No other changes need to be made. As a note, the PauliElecElec() is called by UpdatePauliPeriodic() for Ewald-type calculations, and UpdateElecAndPauli() for all other calculations.
The function does not take any arguments or return any values, but instead modifies directly the global data structure values elec[i].energy, the individual electron energy, and elec[i].fr, the individual electron radial force. If the kinetic energy depends on other coordinates, the forces or negative gradients relative to those coordinates need to be added too.
The function also calls AddSizeForceVirial() from eff_pressure to update the potential energy portion of the pressure virial, . Be sure to properly update this value. If the kinetic energy depends on other coordinates, the more general virial update function AddForceVirial() should be used instead.
The current functions describe the interactions between Gaussian charge distributions, which are screened Coulomb potentials of the form:
In our experience, the electrostatic energy has been the most difficult component of eFF to modify successfully. The Gaussian functions lack nuclear cusps and die off too quickly, but attempts to introduce these features by changing the electrostatic expressions have failed - there is a delicate cancellation of errors that is easily upset.
All of these functions take as input the arrays ewald_q, representing the charges, and ewald_alpha, representing the exponents of the Gaussian charges. They output an energy, and its gradients with respect to position and exponent, fx, fy, fz, and falpha.

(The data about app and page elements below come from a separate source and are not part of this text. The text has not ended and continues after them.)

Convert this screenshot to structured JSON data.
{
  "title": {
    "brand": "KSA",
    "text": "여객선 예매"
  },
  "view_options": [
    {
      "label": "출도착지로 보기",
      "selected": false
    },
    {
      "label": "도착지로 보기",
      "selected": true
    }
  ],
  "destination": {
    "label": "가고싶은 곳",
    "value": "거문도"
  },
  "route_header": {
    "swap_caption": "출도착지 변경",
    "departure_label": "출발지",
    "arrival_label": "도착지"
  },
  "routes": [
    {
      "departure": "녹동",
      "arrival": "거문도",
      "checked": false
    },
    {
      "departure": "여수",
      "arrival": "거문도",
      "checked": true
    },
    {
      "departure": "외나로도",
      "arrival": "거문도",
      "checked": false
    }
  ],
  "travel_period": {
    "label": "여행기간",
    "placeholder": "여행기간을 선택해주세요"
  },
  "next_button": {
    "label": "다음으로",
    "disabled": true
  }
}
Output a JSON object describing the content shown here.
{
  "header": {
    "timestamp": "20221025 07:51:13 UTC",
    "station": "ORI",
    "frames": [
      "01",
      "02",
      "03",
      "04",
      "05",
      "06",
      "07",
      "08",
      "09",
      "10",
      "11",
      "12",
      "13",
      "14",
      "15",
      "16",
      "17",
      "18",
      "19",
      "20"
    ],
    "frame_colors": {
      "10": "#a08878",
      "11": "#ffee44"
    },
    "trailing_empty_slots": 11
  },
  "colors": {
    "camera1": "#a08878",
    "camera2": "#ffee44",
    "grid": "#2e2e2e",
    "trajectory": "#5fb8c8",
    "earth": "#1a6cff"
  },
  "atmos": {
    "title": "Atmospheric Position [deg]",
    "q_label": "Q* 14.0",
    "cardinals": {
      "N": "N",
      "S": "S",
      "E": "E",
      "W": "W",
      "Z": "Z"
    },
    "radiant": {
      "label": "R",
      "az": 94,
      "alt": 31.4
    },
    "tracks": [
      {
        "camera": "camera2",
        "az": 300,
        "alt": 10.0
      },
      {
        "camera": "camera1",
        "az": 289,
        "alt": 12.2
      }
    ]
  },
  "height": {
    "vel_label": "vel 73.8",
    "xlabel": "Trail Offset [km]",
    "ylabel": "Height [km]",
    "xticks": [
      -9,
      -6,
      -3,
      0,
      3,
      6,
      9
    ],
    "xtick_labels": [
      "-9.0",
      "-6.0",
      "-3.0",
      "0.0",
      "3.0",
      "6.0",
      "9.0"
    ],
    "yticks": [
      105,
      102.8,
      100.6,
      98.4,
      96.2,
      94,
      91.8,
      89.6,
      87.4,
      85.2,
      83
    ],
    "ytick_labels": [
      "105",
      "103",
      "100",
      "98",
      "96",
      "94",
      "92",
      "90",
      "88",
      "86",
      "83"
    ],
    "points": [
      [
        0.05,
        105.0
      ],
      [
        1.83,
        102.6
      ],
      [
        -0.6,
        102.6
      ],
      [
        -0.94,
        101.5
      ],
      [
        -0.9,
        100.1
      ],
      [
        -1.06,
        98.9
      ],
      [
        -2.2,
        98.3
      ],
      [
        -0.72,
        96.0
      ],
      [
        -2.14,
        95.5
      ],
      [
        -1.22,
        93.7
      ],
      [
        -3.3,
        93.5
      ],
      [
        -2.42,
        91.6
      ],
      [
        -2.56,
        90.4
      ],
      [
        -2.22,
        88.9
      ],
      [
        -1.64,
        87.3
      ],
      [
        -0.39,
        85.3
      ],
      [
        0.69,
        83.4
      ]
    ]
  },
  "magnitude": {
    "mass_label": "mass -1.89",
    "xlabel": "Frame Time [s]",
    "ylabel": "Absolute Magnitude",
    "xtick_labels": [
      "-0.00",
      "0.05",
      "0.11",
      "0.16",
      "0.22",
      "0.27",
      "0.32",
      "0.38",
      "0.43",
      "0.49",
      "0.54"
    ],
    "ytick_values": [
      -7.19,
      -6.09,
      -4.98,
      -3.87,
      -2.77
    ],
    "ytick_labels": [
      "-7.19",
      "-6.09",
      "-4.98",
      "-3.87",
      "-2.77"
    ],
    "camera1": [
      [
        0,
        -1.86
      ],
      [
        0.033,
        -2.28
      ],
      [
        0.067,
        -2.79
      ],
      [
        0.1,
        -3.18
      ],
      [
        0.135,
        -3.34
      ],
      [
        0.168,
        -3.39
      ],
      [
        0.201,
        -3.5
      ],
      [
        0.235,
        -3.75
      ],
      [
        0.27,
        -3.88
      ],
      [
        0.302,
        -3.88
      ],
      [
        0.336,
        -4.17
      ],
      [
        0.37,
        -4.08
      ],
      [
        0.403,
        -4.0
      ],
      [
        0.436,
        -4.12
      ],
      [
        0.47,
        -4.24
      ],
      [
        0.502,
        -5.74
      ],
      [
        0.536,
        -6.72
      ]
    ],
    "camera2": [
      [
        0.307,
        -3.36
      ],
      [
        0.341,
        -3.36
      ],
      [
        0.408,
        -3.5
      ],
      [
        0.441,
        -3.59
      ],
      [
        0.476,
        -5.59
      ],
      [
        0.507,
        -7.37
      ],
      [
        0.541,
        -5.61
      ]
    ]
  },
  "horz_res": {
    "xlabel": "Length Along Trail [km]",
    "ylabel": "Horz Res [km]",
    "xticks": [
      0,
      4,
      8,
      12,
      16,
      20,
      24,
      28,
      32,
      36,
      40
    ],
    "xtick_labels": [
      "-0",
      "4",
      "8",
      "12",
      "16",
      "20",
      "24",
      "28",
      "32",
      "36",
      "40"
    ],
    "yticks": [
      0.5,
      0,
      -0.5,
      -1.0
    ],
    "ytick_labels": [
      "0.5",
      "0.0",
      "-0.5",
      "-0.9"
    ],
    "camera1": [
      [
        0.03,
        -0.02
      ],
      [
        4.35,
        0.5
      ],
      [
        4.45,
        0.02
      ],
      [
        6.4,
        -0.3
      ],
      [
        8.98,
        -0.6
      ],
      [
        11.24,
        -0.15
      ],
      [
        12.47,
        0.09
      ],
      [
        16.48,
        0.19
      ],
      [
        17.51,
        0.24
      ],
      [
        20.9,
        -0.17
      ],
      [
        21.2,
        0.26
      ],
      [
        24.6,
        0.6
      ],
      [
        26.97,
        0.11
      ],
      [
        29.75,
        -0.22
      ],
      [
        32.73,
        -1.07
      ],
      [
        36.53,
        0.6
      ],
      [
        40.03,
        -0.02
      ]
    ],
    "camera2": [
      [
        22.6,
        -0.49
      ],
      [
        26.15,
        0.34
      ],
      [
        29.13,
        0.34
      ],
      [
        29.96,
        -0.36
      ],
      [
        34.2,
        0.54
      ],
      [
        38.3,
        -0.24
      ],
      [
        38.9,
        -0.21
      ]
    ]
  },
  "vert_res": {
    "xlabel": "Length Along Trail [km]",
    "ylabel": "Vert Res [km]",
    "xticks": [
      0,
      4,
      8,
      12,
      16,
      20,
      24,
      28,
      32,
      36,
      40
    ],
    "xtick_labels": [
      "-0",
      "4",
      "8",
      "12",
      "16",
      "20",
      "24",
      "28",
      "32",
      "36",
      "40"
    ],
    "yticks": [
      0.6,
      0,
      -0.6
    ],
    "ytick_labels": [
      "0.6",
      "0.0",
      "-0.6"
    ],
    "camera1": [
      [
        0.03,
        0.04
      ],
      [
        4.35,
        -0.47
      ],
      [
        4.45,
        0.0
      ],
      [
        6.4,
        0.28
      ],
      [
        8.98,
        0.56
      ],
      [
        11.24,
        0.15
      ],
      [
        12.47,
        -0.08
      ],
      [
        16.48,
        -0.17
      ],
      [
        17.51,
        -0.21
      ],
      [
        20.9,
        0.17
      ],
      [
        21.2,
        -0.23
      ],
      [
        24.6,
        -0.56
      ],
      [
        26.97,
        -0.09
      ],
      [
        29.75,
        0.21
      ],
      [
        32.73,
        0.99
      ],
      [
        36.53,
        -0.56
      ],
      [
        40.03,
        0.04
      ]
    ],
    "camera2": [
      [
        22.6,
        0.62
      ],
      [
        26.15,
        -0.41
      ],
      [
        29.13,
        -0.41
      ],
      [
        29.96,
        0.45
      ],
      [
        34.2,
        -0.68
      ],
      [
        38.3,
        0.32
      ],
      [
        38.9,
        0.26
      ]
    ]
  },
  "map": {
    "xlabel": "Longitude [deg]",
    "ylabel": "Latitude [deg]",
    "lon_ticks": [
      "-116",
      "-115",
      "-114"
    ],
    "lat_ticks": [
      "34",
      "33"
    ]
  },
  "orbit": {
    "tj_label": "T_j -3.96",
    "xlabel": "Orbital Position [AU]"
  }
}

If the goal is to use different kinds of charge distributions, new expressions for all of the above sums need to be derived. This includes an expression for the Fourier transform of the charge distribution, in order to compute the reciprocal space sum:
On the other hand, it may be difficult for grid-based algorithms to handle continuously varying electron sizes. The Ewald algorithm we have implemented, which handles charges of variable size, is slow partly because quantities such as are not precomputed, as they would be in a more traditional Ewald algorithm with fixed charge sizes. There may be a way to interpolate between precomputed values of this exponental function to make our algorithm more efficient.
As long as the interactions are all , the pressure virial has the simple form , where is the potential energy, and no further changes need to be made to EwaldVirial().
To modify the pairwise cutoff function, change the inline functions cutoff() and dcutoff(), which are the cutoff function and its derivative respectively.
The function must have and , and several of the higher order derivatives at the boundaries should be zero as well. The current cutoff function is a seventh-order spline; other lower-order splines are included in the code and commented out.
To modify the integration algorithm, change the functions UpdateDynamicsPositions() and UpdateDynamicsVelocities() in eff_dynamics. These two functions implement the two equations in the velocity Verlet algorithm:
To allocate additional arrays, modify AllocateDynamics(). Be sure also to duplicate these arrays for the functions SaveDynamics() and RevertDynamcs(), used by the adaptive step size procedure in eff_driver to roll back to a previous iteration when needed.
Currently two thermostats are implemented, Nosé-Hoover in ApplyNoseHooverNuclei(), which is called in Dynamics(), and the Andersen thermostat as a part of UpdateDynamicsVelocities().
The Nosé-Hoover thermostat could be improved by turning it into a chain thermostat. Currently, the temperature degrees of freedom are represented by a single damping factor , which is modulated up and down to adjust the instantaneous temperature to match the desired temperature:
To add such a thermostat, it would be best to make a separate function to update a set of thermostat global variables, and to call it at the same point the ApplyNoseHooverNuclei() function is called. The function would also apply the damping factor to the overall system, as it does now.
It may be useful to thermostat the electron degrees of freedom as well as the nuclear degrees of freedom.